    Really awesome posts by just about everyone. Well it seems that the Preload Assist System has not worked as the higher-ups had hoped. Load quality will always be a matter of personal responsibility. If the loader has an ounce the driver might have a chance. If not, lots of upset drivers (like me) PAL can say ANY ROUTE # 2000 SECTION but there is absolutely nothing to stop any loader from putting that package in the 7000 section (reason doesn't matter at this point); if even on right truck at all. I'm not sure how much training is needed to not block in our FL sections. After repeatedly telling said loaders about this issue. FL1,2,3,4 RDR RDL these are just load positions to loaders with no personal responsibility. They wouldn't bat an eyelash about blocking any of these packages with later work. In slight defense of preload about this last issue I'm fully aware that preload sup s want loaders to not double handle packages. One of those sup s was there in the 80's when I was a loader and he always griped to me about grooming my loads. The worst thing PAS has done is every St. is now just a number. Even our bulkiest stop, just a number. The loader almost has no feel for just how much comes in for this stop and how much space to allot. No clue that on the 3rd Thursday of every month Mrs. Doe at 1 Any St. gets 8 banded Avon packages. PAS just brings to mind the old adage about camels "You can tell the loader where the package goes, But you can't make him load it there. And the very worst thing about loaders with no personal responsibility: THAT BULK HEAD DOOR, I NEED TO WALK THROUGH IT!!
  19. Sleeve_meet_Heart

    Sleeve_meet_Heart making the unreadable unreadabler

    Sorry, but to all the selfish drivers out there, no preloader is "your" loader.

    He or she may load the car you are taking out that day, but by design, the preloader is not YOUR loader.
    The preloader is a UPS preloader.
    The preloader typically does not care what face is taking out the truck that day. The preloader has no care in the world how long you have been on that route.
    The preloader is not interested in making your day easier.
    The preloader understands that their day is not made easier, only more difficult.

    The avg preloader is given 600-1200 packages to load in 4 hours, minus a 10 minute break; add/cuts which are time consuming and are NOT accounted for in PPH.

    Old news but guess what: preloaders have time studies too! And guess what else, there's lots of walking and working preloaders do that is NOT accounted for in those time studies!.

    The preloader does not give a damn what the cars look like because in the end, it is often and usually impossible to make a great or near-perfect load, and make anyones day that much easier.

    The preloader is simply in it to get packages in and get trucks out. Sure there are exceptions, but overall the preloader does not give a rats ass if a driver is happy or not when THEY THEMSELVES are not happy.

    The preloader COULD care about the load quality if there was actually time allotted to dedicate to quality. However, since that is not profitable in the companies eyes, the preloader will never be a DRIVERS preloader but a UPS preloader.
  20. UpstateNYUPSer

    UpstateNYUPSer Very proud grandfather.

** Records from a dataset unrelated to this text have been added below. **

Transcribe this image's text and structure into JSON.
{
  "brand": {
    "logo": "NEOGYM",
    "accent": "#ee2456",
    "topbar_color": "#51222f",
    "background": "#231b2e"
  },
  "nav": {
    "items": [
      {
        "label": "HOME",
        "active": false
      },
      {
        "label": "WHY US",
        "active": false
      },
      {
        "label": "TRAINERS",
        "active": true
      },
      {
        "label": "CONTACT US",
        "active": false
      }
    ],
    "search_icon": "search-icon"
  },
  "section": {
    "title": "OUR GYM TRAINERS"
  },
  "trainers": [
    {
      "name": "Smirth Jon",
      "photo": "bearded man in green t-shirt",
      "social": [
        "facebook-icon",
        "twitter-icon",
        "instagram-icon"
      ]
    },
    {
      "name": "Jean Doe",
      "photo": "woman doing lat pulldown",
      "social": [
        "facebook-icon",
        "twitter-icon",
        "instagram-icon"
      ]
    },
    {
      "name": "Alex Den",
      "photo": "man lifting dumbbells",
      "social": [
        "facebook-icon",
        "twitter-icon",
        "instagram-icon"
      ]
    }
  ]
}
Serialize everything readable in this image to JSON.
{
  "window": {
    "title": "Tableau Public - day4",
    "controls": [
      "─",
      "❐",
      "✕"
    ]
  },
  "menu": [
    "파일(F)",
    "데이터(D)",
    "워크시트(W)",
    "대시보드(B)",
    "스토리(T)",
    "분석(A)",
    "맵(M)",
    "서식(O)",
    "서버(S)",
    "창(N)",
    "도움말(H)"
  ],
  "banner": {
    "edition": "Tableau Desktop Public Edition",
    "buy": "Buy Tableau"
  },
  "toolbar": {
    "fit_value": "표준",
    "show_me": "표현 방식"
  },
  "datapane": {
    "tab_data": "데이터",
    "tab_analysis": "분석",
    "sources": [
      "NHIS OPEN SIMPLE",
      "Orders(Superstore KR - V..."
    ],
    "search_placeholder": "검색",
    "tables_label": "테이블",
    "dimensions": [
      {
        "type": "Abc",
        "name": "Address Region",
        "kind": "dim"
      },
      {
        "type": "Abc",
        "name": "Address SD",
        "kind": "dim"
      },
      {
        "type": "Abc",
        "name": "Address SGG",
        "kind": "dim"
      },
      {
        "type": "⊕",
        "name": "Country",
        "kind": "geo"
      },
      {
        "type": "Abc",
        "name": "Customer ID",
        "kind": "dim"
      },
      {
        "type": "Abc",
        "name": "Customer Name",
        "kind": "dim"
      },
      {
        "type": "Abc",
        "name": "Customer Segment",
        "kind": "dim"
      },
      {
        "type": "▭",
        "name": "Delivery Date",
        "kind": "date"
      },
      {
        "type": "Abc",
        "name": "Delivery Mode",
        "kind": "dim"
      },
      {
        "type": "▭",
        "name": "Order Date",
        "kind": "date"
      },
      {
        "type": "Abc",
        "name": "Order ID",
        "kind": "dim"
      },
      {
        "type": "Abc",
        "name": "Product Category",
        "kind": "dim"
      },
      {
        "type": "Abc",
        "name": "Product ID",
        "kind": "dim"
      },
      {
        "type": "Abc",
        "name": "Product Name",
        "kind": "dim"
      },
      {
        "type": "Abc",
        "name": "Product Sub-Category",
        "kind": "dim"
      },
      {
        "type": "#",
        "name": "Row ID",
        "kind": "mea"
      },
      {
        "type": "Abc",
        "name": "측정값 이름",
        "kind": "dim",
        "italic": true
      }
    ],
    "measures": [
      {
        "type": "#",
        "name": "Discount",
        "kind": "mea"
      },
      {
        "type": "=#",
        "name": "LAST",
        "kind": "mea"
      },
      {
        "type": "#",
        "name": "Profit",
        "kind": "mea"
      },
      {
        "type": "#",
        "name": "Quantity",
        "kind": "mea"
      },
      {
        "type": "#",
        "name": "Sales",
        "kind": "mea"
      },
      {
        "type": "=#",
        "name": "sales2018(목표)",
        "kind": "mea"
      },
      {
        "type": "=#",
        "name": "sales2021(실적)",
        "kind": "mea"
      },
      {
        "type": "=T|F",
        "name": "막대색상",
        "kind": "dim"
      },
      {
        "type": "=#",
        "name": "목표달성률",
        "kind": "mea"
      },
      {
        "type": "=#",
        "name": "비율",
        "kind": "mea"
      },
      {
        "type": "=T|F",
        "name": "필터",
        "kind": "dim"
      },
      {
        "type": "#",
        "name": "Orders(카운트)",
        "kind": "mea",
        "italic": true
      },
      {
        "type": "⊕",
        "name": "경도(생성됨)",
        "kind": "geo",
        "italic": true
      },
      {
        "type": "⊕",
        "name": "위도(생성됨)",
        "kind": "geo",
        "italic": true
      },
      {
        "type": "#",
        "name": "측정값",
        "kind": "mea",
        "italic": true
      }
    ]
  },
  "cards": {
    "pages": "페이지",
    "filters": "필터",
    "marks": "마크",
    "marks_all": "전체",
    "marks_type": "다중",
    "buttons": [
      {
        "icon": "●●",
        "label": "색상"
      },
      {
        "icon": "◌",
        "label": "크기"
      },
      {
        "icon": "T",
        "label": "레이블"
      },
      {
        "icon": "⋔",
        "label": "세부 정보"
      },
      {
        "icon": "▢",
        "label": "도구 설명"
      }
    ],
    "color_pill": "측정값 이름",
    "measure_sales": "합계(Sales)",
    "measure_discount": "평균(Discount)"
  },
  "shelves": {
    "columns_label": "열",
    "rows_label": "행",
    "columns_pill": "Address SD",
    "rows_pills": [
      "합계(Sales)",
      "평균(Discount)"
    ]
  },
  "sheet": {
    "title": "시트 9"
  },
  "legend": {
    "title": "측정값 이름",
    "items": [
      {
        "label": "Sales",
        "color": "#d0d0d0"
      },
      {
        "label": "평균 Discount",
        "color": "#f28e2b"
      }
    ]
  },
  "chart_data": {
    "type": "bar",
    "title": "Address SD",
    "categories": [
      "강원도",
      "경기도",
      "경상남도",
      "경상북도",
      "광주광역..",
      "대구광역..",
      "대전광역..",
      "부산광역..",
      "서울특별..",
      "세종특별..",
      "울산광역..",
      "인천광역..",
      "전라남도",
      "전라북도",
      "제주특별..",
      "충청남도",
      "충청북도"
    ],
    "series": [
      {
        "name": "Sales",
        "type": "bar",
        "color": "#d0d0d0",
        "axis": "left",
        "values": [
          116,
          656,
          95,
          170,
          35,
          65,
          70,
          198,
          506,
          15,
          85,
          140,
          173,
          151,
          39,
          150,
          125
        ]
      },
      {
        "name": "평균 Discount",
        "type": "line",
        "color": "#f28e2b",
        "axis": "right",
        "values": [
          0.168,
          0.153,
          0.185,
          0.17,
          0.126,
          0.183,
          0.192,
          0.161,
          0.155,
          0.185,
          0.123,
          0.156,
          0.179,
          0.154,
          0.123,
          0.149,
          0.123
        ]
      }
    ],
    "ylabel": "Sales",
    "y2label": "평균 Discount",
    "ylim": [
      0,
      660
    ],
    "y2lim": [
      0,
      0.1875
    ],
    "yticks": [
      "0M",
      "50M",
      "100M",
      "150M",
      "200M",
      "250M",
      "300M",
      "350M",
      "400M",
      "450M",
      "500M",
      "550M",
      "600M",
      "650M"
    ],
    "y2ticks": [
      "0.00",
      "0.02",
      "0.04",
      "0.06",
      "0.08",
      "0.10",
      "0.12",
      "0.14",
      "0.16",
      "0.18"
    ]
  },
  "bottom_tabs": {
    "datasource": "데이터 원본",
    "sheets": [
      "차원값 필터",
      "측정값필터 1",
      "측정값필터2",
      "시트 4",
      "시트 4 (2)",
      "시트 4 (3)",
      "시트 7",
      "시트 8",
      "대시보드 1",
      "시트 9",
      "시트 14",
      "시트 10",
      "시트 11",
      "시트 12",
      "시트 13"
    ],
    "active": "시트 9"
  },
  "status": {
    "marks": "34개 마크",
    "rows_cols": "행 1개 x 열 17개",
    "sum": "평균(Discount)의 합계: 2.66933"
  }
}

    Call me selfish--I don't care--but the preloader for MY area is MY preloader and I will work with him to ensure that he becomes the best loader in the building. This will not only benefit ME but will benefit MY cover drivers.

    The delivery area that I bid is also MINE and I will work to do the best job that I can for MY customers on my area.

    That's just how I roll.